◆ PROBLEM DESCRIPTION ◆
The entries are to be duplicated exactly, with nothing left out.

◆ MATERIAL SHOWN ◆
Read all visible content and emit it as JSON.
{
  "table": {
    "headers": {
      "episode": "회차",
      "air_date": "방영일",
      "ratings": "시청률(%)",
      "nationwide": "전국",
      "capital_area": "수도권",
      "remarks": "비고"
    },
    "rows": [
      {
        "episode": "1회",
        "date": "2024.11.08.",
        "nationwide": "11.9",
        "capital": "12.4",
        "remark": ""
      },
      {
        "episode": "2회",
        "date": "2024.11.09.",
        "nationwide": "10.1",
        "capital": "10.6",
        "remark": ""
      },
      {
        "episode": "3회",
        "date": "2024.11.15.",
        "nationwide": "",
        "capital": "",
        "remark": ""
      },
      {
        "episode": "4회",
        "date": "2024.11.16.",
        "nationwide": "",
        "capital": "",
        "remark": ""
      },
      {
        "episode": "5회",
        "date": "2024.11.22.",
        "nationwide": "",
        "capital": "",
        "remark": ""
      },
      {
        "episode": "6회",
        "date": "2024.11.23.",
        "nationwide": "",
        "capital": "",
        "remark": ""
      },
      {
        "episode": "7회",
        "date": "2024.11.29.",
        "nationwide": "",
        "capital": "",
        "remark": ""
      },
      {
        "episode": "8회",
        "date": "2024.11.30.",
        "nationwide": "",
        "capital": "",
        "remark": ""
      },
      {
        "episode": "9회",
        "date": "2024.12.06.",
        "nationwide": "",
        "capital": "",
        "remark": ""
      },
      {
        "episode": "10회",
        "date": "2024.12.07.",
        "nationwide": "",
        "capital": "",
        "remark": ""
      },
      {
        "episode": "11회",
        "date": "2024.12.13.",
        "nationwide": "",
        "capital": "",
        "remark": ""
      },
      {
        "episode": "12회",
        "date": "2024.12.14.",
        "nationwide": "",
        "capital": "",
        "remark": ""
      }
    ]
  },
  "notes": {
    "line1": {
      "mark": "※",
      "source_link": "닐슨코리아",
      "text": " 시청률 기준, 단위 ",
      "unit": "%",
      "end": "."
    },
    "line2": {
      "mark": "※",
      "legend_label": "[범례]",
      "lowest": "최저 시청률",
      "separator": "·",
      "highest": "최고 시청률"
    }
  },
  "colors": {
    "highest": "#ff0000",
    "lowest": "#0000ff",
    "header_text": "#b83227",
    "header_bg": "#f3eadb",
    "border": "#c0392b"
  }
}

◆ RESULT OF THE EXERCISE ◆
Read all visible content and emit it as JSON.
{
  "table": {
    "headers": {
      "episode": "회차",
      "air_date": "방영일",
      "ratings": "시청률(%)",
      "nationwide": "전국",
      "capital_area": "수도권",
      "remarks": "비고"
    },
    "rows": [
      {
        "episode": "1회",
        "date": "2024.11.08.",
        "nationwide": "11.9",
        "capital": "12.4",
        "remark": ""
      },
      {
        "episode": "2회",
        "date": "2024.11.09.",
        "nationwide": "10.1",
        "capital": "10.6",
        "remark": ""
      },
      {
        "episode": "3회",
        "date": "2024.11.15.",
        "nationwide": "",
        "capital": "",
        "remark": ""
      },
      {
        "episode": "4회",
        "date": "2024.11.16.",
        "nationwide": "",
        "capital": "",
        "remark": ""
      },
      {
        "episode": "5회",
        "date": "2024.11.22.",
        "nationwide": "",
        "capital": "",
        "remark": ""
      },
      {
        "episode": "6회",
        "date": "2024.11.23.",
        "nationwide": "",
        "capital": "",
        "remark": ""
      },
      {
        "episode": "7회",
        "date": "2024.11.29.",
        "nationwide": "",
        "capital": "",
        "remark": ""
      },
      {
        "episode": "8회",
        "date": "2024.11.30.",
        "nationwide": "",
        "capital": "",
        "remark": ""
      },
      {
        "episode": "9회",
        "date": "2024.12.06.",
        "nationwide": "",
        "capital": "",
        "remark": ""
      },
      {
        "episode": "10회",
        "date": "2024.12.07.",
        "nationwide": "",
        "capital": "",
        "remark": ""
      },
      {
        "episode": "11회",
        "date": "2024.12.13.",
        "nationwide": "",
        "capital": "",
        "remark": ""
      },
      {
        "episode": "12회",
        "date": "2024.12.14.",
        "nationwide": "",
        "capital": "",
        "remark": ""
      }
    ]
  },
  "notes": {
    "line1": {
      "mark": "※",
      "source_link": "닐슨코리아",
      "text": " 시청률 기준, 단위 ",
      "unit": "%",
      "end": "."
    },
    "line2": {
      "mark": "※",
      "legend_label": "[범례]",
      "lowest": "최저 시청률",
      "separator": "·",
      "highest": "최고 시청률"
    }
  },
  "colors": {
    "highest": "#ff0000",
    "lowest": "#0000ff",
    "header_text": "#b83227",
    "header_bg": "#f3eadb",
    "border": "#c0392b"
  }
}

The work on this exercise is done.